If you are following the script on Mastery Learning, one of the key principles is that if a student doesn’t master the material, they need to re-test until they achieve mastery. One of the biggest challenges of Mastery Learning is that you have to give students multiple opportunities to master the curriculum. If they don’t demonstrate mastery on your first assessment, you need to provide a new assessment that tests the same material. Logistically, this is a huge challenge for teachers. How many versions of the summative assessment can they create? And what about the amount of grading required? Yikes!
This article is part of a series where we will discuss how you can make mastery learning a reality. In this series, I am sharing how I, and thousands of other teachers, have transformed classrooms into a place where every student succeeds. In my previous articles, I gave an overview of Mastery Learning, then we learned that you don’t have to lecture to the whole class at the same time ever again, how to create a flexible pace for other students, Extreme Differentiation that Doesn’t Drive You Crazy, Purposeful Teacher-Student Interactions Every Day – Really!, and How Mastery Creates a Culture of Collaboration in Your Class.

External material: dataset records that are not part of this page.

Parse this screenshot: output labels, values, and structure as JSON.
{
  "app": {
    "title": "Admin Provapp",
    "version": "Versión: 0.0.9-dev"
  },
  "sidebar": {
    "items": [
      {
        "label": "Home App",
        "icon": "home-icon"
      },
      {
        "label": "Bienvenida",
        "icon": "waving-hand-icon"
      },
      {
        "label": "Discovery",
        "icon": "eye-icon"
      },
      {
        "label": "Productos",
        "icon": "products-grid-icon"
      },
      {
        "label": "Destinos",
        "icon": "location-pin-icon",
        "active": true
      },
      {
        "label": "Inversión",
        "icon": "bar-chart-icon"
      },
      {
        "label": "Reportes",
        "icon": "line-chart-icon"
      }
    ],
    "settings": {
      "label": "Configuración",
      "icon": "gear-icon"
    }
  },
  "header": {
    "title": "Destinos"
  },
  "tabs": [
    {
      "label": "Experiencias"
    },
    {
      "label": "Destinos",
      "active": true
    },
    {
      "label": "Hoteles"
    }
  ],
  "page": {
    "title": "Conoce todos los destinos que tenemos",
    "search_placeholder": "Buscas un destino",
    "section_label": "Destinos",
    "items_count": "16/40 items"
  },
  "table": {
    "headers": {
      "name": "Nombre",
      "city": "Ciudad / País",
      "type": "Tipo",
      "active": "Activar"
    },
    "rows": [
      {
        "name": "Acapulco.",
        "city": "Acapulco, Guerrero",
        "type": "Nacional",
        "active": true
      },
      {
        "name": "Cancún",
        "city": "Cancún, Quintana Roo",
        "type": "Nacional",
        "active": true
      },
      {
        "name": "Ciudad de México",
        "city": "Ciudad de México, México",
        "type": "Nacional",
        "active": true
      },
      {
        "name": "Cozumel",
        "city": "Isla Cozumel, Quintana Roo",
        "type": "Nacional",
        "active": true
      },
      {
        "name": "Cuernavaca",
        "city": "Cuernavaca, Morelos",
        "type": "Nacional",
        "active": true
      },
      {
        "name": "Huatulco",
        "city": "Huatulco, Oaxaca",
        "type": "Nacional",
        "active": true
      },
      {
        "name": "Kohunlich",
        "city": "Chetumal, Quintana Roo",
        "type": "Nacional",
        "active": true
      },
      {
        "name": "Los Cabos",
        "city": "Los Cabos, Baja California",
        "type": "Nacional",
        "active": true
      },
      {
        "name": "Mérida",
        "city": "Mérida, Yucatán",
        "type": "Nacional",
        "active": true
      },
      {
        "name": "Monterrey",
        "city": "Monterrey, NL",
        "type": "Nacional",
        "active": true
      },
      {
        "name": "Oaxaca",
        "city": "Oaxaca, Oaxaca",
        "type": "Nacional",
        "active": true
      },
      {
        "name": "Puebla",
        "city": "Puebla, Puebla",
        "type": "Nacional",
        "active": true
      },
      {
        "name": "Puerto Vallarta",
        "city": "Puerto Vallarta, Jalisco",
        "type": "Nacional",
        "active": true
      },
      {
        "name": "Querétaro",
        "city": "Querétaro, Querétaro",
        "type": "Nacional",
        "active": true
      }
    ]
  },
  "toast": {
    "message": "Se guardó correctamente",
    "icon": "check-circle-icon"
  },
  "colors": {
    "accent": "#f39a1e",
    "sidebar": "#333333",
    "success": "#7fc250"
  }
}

If you haven’t yet read the other articles, I encourage you to go back so you can see the progression of how to do Mastery Learning well.
Using Software to Create Thousands of Versions of a Summative Assessment

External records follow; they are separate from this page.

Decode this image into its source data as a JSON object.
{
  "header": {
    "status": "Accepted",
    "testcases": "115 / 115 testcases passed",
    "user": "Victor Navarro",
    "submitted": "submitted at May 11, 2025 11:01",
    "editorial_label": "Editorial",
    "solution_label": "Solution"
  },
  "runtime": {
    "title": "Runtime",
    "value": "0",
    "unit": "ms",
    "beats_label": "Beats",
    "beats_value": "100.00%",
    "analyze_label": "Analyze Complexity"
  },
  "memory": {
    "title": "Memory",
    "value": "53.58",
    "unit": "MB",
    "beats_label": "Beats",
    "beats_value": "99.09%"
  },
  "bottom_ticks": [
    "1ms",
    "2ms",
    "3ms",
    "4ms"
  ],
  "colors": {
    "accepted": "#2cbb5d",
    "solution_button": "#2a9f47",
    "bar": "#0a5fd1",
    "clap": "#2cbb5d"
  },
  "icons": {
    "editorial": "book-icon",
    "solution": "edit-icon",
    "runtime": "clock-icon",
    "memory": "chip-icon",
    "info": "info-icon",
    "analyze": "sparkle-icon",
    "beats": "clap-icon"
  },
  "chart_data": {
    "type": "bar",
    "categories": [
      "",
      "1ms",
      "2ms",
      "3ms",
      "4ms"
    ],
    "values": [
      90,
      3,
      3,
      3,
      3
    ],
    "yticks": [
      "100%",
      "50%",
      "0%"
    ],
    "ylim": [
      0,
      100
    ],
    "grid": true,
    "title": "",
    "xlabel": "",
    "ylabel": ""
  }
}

Back to solving the summative assessment conundrum. The good news is that software has solved this problem. For me, my go-to assessments are generated via our learning management system. Our school has created banks of questions that assess each objective. When students sit down to take a summative assessment, they are randomly assigned questions from each major objective. I organize these questions in banks, and there are multiple questions that assess each objective. Students must then score a minimum percentage in order to demonstrate mastery. If students achieve mastery, then they are able to move on. If not, then they must retake a different assessment that pulls new questions from the same banks.

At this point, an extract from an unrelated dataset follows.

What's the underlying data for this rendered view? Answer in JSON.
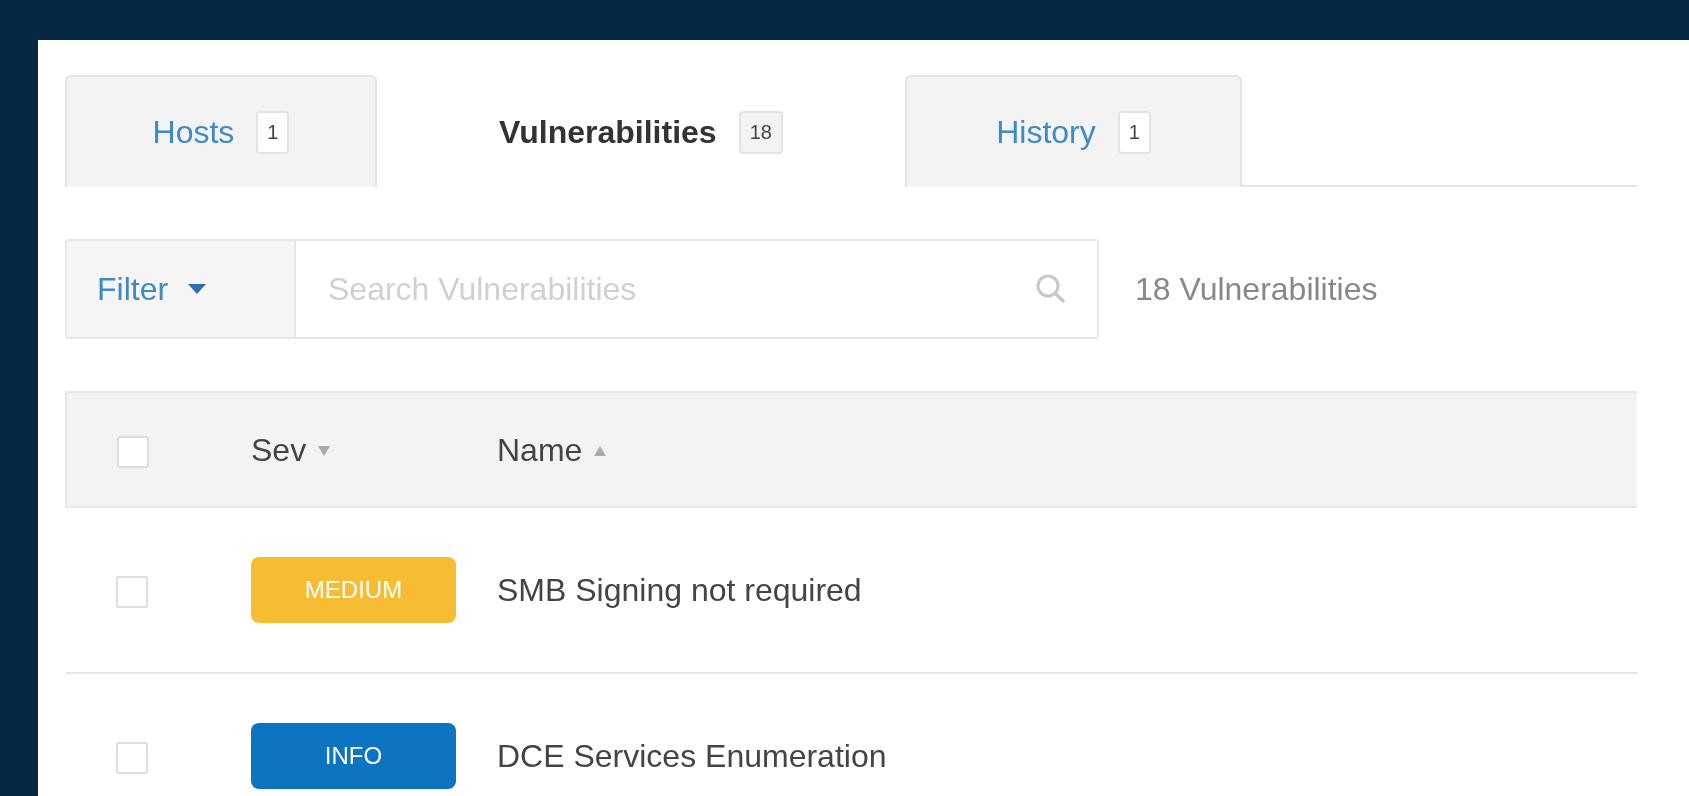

What happens if students don’t “pass” the summative assessment? Should you allow them to start the next topic? That depends on your context and on what you teach. I usually allow students who have not passed to move on to the next topic so that those students who are unsuccessful don’t get inextricably behind. These students still need to go back and demonstrate mastery on the previous unit, but having them continue on has helped with the logistics of making Mastery Learning work.
I learned early on in my Mastery Learning journey that developing and writing good assessments is hard. To that end, I have found that it can sometimes be helpful to find others’ assessments and merge them into my repertoire. I have found, and even purchased, banks of questions that have made this work easier.
But don’t just limit yourself to question banks. Also, be willing to have authentic assessments: projects, interviews, etc. A good source of project-based assessments is found at PBLworks.org. They have a project designer that helps you design age-appropriate projects organized and tied to most school standards. https://www.pblworks.org/pbl-resources/project-designer
Give Non-Traditional Summative Assessments
As you progress through your Mastery Learning journey, you may begin to expand both the way you do assessments and how you assess. Though this is not an article on designing the perfect summative assessment, I will offer the following advice:
My students report to me that allowing them to retake exams until achieving mastery is one of their favorite things. They know that they sometimes have a bad day and having multiple opportunities to demonstrate mastery takes the pressure off. So now it’s your turn. What do you see as the top hurdles for you to implement this in your classroom? What do you need to learn to make this a reality every day for your students?